From the entries that follow, copy each line in which "shortcut" appears.

>>>>

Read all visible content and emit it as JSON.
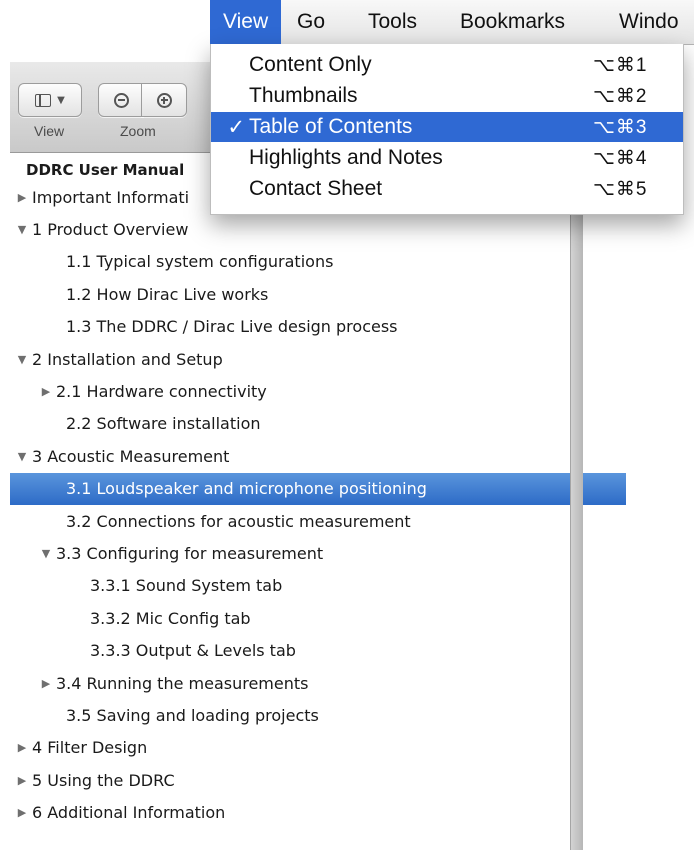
{
  "menubar": {
    "items": [
      {
        "label": "View"
      },
      {
        "label": "Go"
      },
      {
        "label": "Tools"
      },
      {
        "label": "Bookmarks"
      },
      {
        "label": "Windo"
      }
    ]
  },
  "view_menu": {
    "items": [
      {
        "label": "Content Only",
        "shortcut": "⌥⌘1",
        "checked": ""
      },
      {
        "label": "Thumbnails",
        "shortcut": "⌥⌘2",
        "checked": ""
      },
      {
        "label": "Table of Contents",
        "shortcut": "⌥⌘3",
        "checked": "✓"
      },
      {
        "label": "Highlights and Notes",
        "shortcut": "⌥⌘4",
        "checked": ""
      },
      {
        "label": "Contact Sheet",
        "shortcut": "⌥⌘5",
        "checked": ""
      }
    ]
  },
  "toolbar": {
    "view_caption": "View",
    "zoom_caption": "Zoom"
  },
  "toc": {
    "title": "DDRC User Manual",
    "rows": [
      {
        "label": "Important Informati",
        "triangle": "▶"
      },
      {
        "label": "1 Product Overview",
        "triangle": "▼"
      },
      {
        "label": "1.1 Typical system configurations",
        "triangle": ""
      },
      {
        "label": "1.2 How Dirac Live works",
        "triangle": ""
      },
      {
        "label": "1.3 The DDRC / Dirac Live design process",
        "triangle": ""
      },
      {
        "label": "2 Installation and Setup",
        "triangle": "▼"
      },
      {
        "label": "2.1 Hardware connectivity",
        "triangle": "▶"
      },
      {
        "label": "2.2 Software installation",
        "triangle": ""
      },
      {
        "label": "3 Acoustic Measurement",
        "triangle": "▼"
      },
      {
        "label": "3.1 Loudspeaker and microphone positioning",
        "triangle": ""
      },
      {
        "label": "3.2 Connections for acoustic measurement",
        "triangle": ""
      },
      {
        "label": "3.3 Configuring for measurement",
        "triangle": "▼"
      },
      {
        "label": "3.3.1 Sound System tab",
        "triangle": ""
      },
      {
        "label": "3.3.2 Mic Config tab",
        "triangle": ""
      },
      {
        "label": "3.3.3 Output & Levels tab",
        "triangle": ""
      },
      {
        "label": "3.4 Running the measurements",
        "triangle": "▶"
      },
      {
        "label": "3.5 Saving and loading projects",
        "triangle": ""
      },
      {
        "label": "4 Filter Design",
        "triangle": "▶"
      },
      {
        "label": "5 Using the DDRC",
        "triangle": "▶"
      },
      {
        "label": "6 Additional Information",
        "triangle": "▶"
      }
    ]
  },
  "colors": {
    "selection": "#2f69d3",
    "row_selection": "#3a78cf"
  }
}
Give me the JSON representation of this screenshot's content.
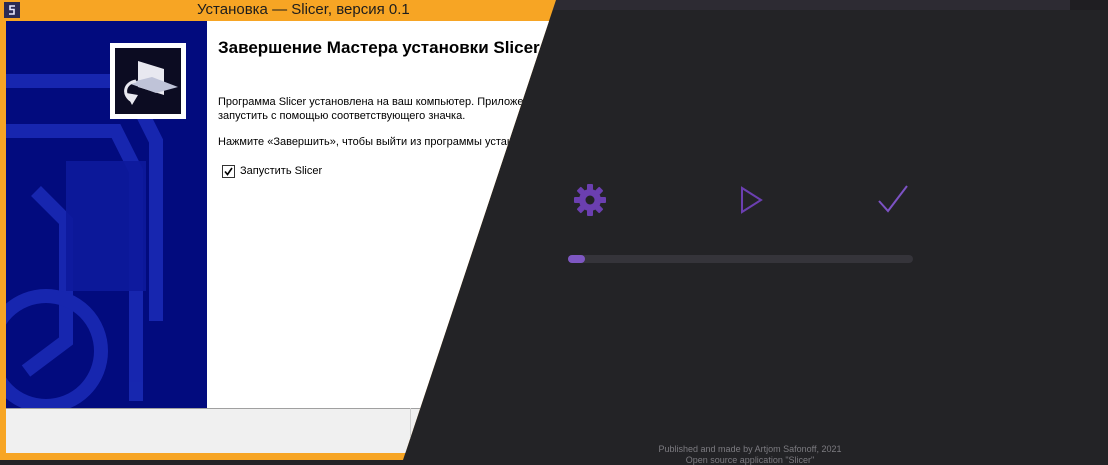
{
  "installer": {
    "window_title": "Установка — Slicer, версия 0.1",
    "heading": "Завершение Мастера установки Slicer",
    "line1": "Программа Slicer установлена на ваш компьютер. Приложение можно",
    "line2": "запустить с помощью соответствующего значка.",
    "line3": "Нажмите «Завершить», чтобы выйти из программы установки.",
    "checkbox_label": "Запустить Slicer",
    "checkbox_checked": true
  },
  "app": {
    "steps": [
      {
        "icon": "gear-icon"
      },
      {
        "icon": "play-icon"
      },
      {
        "icon": "checkmark-icon"
      }
    ],
    "progress_fraction": 0.05,
    "footer_line1": "Published and made by Artjom Safonoff, 2021",
    "footer_line2": "Open source application \"Slicer\"",
    "accent_color": "#7e57c2"
  }
}
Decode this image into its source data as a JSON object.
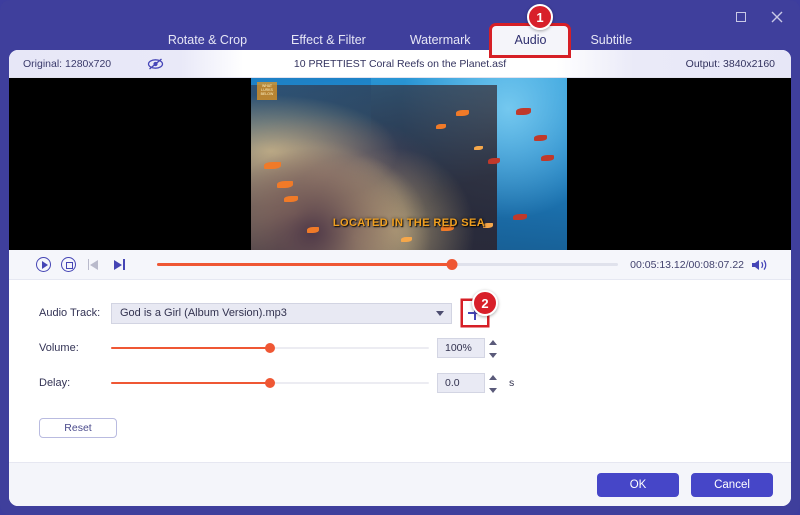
{
  "window": {
    "controls": {
      "maximize": "maximize-icon",
      "close": "close-icon"
    }
  },
  "tabs": [
    {
      "label": "Rotate & Crop",
      "active": false
    },
    {
      "label": "Effect & Filter",
      "active": false
    },
    {
      "label": "Watermark",
      "active": false
    },
    {
      "label": "Audio",
      "active": true
    },
    {
      "label": "Subtitle",
      "active": false
    }
  ],
  "badges": [
    {
      "id": "1",
      "target": "audio-tab"
    },
    {
      "id": "2",
      "target": "add-audio-track-button"
    }
  ],
  "info": {
    "original": "Original: 1280x720",
    "preview_toggle_icon": "eye-off-icon",
    "filename": "10 PRETTIEST Coral Reefs on the Planet.asf",
    "output": "Output: 3840x2160"
  },
  "video": {
    "subtitle_text": "LOCATED IN THE RED SEA",
    "watermark_text": "WHAT LURKS BELOW"
  },
  "player": {
    "play_icon": "play-icon",
    "stop_icon": "stop-icon",
    "prev_icon": "previous-frame-icon",
    "next_icon": "next-frame-icon",
    "volume_icon": "volume-icon",
    "progress_percent": 64,
    "timecode": "00:05:13.12/00:08:07.22"
  },
  "form": {
    "audio_track_label": "Audio Track:",
    "audio_track_value": "God is a Girl (Album Version).mp3",
    "add_button_icon": "plus-icon",
    "volume_label": "Volume:",
    "volume_value": "100%",
    "volume_percent": 50,
    "delay_label": "Delay:",
    "delay_value": "0.0",
    "delay_unit": "s",
    "delay_percent": 50,
    "reset_label": "Reset"
  },
  "footer": {
    "ok_label": "OK",
    "cancel_label": "Cancel"
  },
  "colors": {
    "window_chrome": "#3f3f9c",
    "accent_slider": "#ef5734",
    "badge_red": "#d8202a",
    "primary_button": "#4646c8"
  }
}
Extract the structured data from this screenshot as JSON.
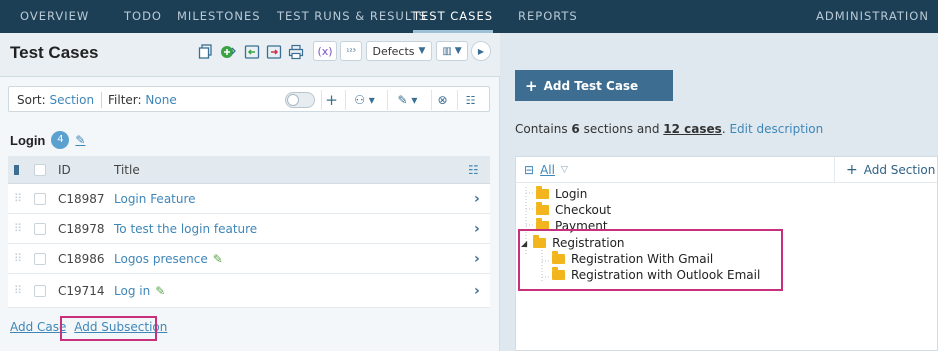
{
  "nav": {
    "items": [
      "OVERVIEW",
      "TODO",
      "MILESTONES",
      "TEST RUNS & RESULTS",
      "TEST CASES",
      "REPORTS"
    ],
    "admin": "ADMINISTRATION"
  },
  "left": {
    "title": "Test Cases",
    "toolbar": {
      "defects_label": "Defects"
    },
    "sort": {
      "sort_label": "Sort:",
      "sort_value": "Section",
      "filter_label": "Filter:",
      "filter_value": "None"
    },
    "section": {
      "name": "Login",
      "count": "4"
    },
    "table": {
      "col_id": "ID",
      "col_title": "Title",
      "rows": [
        {
          "id": "C18987",
          "title": "Login Feature",
          "edit_icon": false
        },
        {
          "id": "C18978",
          "title": "To test the login feature",
          "edit_icon": false
        },
        {
          "id": "C18986",
          "title": "Logos presence",
          "edit_icon": true
        },
        {
          "id": "C19714",
          "title": "Log in",
          "edit_icon": true
        }
      ]
    },
    "footer": {
      "add_case": "Add Case",
      "add_subsection": "Add Subsection"
    }
  },
  "right": {
    "add_case_button": "Add Test Case",
    "contains": {
      "prefix": "Contains",
      "sections": "6",
      "mid": "sections and",
      "cases": "12 cases",
      "suffix": ".",
      "edit": "Edit description"
    },
    "tree": {
      "all_label": "All",
      "add_section": "Add Section",
      "nodes": [
        "Login",
        "Checkout",
        "Payment",
        "Registration",
        "Registration With Gmail",
        "Registration with Outlook Email"
      ]
    }
  },
  "colors": {
    "nav_bg": "#1d3f55",
    "link": "#3f86b8",
    "highlight": "#c7317c",
    "folder": "#f2b51d",
    "primary_button": "#3d6d90"
  }
}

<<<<

→ **ANSWER TO THE EXERCISE**:
        "shortcut": "⌥⌘1",
        "shortcut": "⌥⌘2",
        "shortcut": "⌥⌘3",
        "shortcut": "⌥⌘4",
        "shortcut": "⌥⌘5",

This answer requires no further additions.